Sir William Wyndham, 3rd Baronet, of Orchard Wyndham in Somerset, was an English Tory politician who sat in the House of Commons from 1710 to 1740. He served as Secretary at War in 1712 and Chancellor of the Exchequer in 1713 during the reign of the last Stuart monarch, Queen Anne (1702–1714). He was a Jacobite leader firmly opposed to the Hanoverian succession and was leader of the Tory opposition in the House of Commons during the reign of King George I (1714–1727) and during the early years of King George II (1727–1760).
Hugh Percy, 1st Duke of Northumberland,, was an English peer, landowner, and art patron.
Earl of Egremont was a title in the Peerage of Great Britain. It was created in 1749, along with the subsidiary title Baron of Cockermouth, in the County of Cumberland, for Algernon Seymour, 7th Duke of Somerset, with remainder to his nephews Sir Charles Wyndham, 4th Baronet, of Orchard Wyndham, and Percy Wyndham-O'Brien. The Duke had previously inherited the Percy estates, including the lands of Egremont in Cumberland, from his mother Lady Elizabeth Percy, daughter and heiress of Joceline Percy, 11th Earl of Northumberland. In 1750 Sir Charles Wyndham succeeded according to the special remainder as second Earl of Egremont on the death of his uncle.
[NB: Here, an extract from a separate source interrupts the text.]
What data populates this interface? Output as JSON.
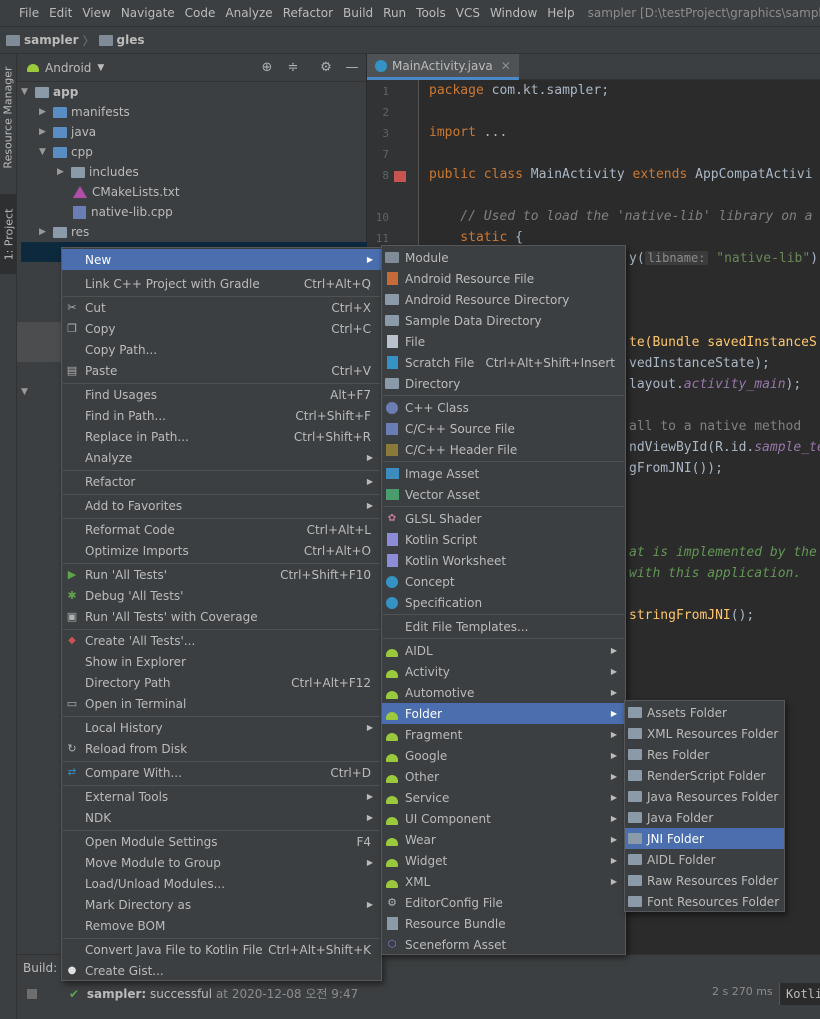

His younger brother Percy Wyndham-O'Brien was created Earl of Thomond in 1756.
Algernon Percy, 1st Earl of Beverley FSA, styled Lord Algernon Percy between 1766 and 1786 and known as The Lord Lovaine between 1786 and 1790, was a British politician who sat in the House of Commons from 1774 to 1786 when he succeeded to the Peerage.
Elizabeth Percy, Duchess of Northumberland, also suo jure2nd Baroness Percy, was a British peer.
JoscelinePercy, 11th Earl of Northumberland, 5th Baron Percy, of Alnwick Castle, Northumberland and Petworth House, Sussex, was an English peer.
Percy Wyndham-O'Brien, 1st Earl of Thomond was a British Member of Parliament and an Irish peer.
George Francis Wyndham, 4th Earl of Egremont of Orchard Wyndham, Somerset and Silverton Park, Devon, was an English nobleman and naval officer.
Elizabeth Percy, Countess of Northumberland, was a British courtier. She was one of the Windsor Beauties, painted by Sir Peter Lely.
Elizabeth Ilive was an English polymath. She was the mistress and later wife of George Wyndham, 3rd Earl of Egremont. She was the mother of eight of his children.
Mary Seymour, Duchess of Somerset, formerly Mary Webb, was the wife of Edward Seymour, 8th Duke of Somerset, and the mother of both the 9th and 10th dukes.
The Earl of Pembroke and Montgomery
| Lord President of the Council |
The Earl of Pembroke and Montgomery
| Master of the Horse |
| Master of the Horse |
The Earl of Mulgrave
| Lord Lieutenant and Custos Rotulorum of the East Riding of Yorkshire |
The Earl of Mulgrave
The Earl of Winchilsea
| Lord Lieutenant of Somerset |
The Lord Waldegrave
The Earl of Carlisle
| Senior Privy Counsellor |
The Earl of Dartmouth
|Peerage of England|
| Duke of Somerset |